Rapid variation in output and operation at low part-loads are technically feasible for gas generators, though newer gas turbine plants are better suited than the ageing gas-fired steam turbines at Torrens Island.
Low capacity operation is also financially feasible, though perhaps not attractive, for old plants like Torrens Island, which are presumably fully depreciated and do not have to carry financing costs.
Elsewhere in the NEM, the rhetoric about the NEG appears to envisage that the variable functionality provided by Torrens Island in South Australia will be provided by coal-fired power stations.
They are not well suited to this role. Technically, coal-fired units cannot operate for extended periods at part loads of less than 50%. Further, they cannot be entirely shut and then restarted over periods of a few days, at least not regularly.
Financially, some may be able to operate for extended periods at low overall capacity factors. If they did, however, some may have difficulty justifying more than routine maintenance costs, undoubtedly induced by duty cycles requiring rapid and large amplitude output variation.
It is presumably such considerations which have led many critics of the NEG to suggest that it will lock in coal-fired generation at high capacity and block the transition of the Australian electricity supply system to a low emission future.
Fourth, by removing demand from the middle of the day, the steadily increasing capacity of rooftop solar generation will also increase the variability of the residual demand which dispatchable generators currently supply.
The designers of the NEG appear to think that it will greatly constrain increases in wind and grid-connected solar generation after the LRET is built out in 2020.
Such a limitation would serve to “protect” the role of existing coal fired power stations, by preventing further increases in the variability of the demand which dispatchable generators are required to meet.
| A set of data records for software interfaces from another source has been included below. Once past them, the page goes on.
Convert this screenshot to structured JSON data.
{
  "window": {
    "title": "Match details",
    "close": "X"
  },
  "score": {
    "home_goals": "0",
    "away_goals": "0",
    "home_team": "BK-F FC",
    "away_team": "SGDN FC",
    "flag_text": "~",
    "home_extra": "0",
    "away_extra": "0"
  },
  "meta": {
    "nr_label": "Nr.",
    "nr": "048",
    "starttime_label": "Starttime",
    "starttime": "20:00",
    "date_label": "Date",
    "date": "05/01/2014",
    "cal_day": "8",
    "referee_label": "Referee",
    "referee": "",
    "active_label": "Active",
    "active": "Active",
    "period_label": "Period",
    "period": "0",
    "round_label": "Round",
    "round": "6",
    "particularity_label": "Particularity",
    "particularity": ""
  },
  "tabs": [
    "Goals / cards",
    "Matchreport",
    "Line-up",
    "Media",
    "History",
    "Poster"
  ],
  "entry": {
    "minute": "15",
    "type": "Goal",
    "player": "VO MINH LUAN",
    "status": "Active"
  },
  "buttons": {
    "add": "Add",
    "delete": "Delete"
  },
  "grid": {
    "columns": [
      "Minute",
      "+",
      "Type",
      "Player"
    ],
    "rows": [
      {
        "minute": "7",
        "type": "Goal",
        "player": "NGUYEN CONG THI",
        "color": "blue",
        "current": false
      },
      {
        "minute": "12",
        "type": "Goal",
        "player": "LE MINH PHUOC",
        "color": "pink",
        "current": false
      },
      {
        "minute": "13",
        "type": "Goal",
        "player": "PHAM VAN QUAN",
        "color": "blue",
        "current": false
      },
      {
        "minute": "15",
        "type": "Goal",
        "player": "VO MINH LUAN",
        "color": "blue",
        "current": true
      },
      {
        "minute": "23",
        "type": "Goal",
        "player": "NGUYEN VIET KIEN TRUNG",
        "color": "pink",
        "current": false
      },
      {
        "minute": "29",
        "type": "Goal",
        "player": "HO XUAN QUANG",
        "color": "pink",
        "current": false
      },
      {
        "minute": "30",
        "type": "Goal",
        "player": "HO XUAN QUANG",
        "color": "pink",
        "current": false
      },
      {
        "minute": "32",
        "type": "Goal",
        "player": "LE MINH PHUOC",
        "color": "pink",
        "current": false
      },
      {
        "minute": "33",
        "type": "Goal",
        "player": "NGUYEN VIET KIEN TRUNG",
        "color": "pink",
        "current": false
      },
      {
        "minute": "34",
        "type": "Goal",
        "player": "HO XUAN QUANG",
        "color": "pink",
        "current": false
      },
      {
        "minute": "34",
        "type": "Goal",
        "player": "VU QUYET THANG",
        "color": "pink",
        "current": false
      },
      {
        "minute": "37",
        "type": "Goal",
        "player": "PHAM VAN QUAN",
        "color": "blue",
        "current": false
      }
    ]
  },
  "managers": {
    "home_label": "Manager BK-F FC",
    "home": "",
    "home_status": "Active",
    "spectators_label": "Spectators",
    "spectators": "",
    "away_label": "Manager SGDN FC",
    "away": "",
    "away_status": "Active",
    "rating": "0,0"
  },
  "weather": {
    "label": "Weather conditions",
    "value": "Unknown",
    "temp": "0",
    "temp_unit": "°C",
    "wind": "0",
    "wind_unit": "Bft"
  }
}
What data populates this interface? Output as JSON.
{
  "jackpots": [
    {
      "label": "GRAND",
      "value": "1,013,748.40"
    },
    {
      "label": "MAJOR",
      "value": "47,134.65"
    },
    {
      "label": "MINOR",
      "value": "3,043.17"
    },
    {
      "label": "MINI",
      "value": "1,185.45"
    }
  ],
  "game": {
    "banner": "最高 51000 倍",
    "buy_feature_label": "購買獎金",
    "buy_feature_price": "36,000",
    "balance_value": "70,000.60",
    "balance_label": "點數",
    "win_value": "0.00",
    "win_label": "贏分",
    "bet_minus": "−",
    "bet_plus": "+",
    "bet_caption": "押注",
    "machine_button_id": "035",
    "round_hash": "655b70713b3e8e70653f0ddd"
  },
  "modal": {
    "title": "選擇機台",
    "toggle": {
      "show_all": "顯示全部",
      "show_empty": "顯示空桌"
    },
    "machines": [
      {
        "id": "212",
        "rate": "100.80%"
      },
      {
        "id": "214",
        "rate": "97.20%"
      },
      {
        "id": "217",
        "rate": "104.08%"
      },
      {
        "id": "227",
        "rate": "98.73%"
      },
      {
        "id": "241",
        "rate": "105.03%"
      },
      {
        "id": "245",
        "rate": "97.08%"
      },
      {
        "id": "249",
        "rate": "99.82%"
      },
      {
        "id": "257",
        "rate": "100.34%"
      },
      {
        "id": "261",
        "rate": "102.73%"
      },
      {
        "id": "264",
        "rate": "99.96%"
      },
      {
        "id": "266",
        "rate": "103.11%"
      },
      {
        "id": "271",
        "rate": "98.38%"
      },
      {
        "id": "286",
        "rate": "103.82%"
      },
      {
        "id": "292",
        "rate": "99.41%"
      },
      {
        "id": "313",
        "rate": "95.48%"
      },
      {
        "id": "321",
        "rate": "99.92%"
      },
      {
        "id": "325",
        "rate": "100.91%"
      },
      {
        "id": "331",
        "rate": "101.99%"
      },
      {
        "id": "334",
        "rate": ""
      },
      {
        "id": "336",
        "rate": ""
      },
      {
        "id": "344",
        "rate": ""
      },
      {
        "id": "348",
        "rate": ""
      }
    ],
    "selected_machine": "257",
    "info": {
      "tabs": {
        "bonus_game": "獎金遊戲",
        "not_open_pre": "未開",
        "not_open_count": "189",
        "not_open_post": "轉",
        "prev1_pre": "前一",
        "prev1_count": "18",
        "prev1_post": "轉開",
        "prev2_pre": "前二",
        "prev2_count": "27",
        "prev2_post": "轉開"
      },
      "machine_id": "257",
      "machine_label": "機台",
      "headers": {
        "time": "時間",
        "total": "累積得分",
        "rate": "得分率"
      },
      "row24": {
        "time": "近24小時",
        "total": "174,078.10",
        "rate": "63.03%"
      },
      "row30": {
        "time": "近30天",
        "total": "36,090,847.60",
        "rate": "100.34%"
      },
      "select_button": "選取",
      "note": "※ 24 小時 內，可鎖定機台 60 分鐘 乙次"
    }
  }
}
However, the NEG will not, without imposing some form of outright ban, be able to constrain the continuing growth of rooftop solar generation, which will continue to be an attractive investment for many electricity consumers, even without the rebate currently available through the Small Renewable Energy Scheme.
As a final comment, for long-time observers of Australian energy and greenhouse policy there is painful irony, and not a little apprehension in the facts that:
- the NEG will incorporate environmental objectives relating to greenhouse gas emissions into the National Electricity Market Rules;
- in doing so, numerous far-reaching changes to the Rules will have to be completed in two years or less, and
- according to reports, the principal architect of the NEG is the Australian Energy Market Commission (AEMC).
For well over a decade, many individuals and organisations have tried to change the National Electricity Objective (NEO) to incorporate environmental objectives. The NEO is a statement, endorsed by COAG and embodied in the National Electricity Law, which determines the whole framework for the NEM Rules.
To paraphrase, the objective is to promote efficiency in all aspects of the electricity industry operation, so as to enhance, in the long term interests of consumers, price, quality, safety, reliability, and security of supply of electricity.
All attempts to add an environmental objective to this list, and therefore to bring the pursuit of environmental objectives into the scope of the Rules, have been vigorously and effectively opposed by the AEMC.
The AEMC has also, in its role as “the rule maker for Australian electricity and gas markets” become notorious for its slow processes to make any change to the existing Rules. I
It is hard to avoid the conclusion that, faced with an unavoidable need to make some changes in pursuit of emissions reduction, the AEMC has skilfully ensured that it will take the lead in determining how such changes are made and what the new Rules will be.
Hugh Saddler is an energy analyst who compiles the National Energy Emissions Audit on behalf of the Australia Institute’s Climate & Energy program.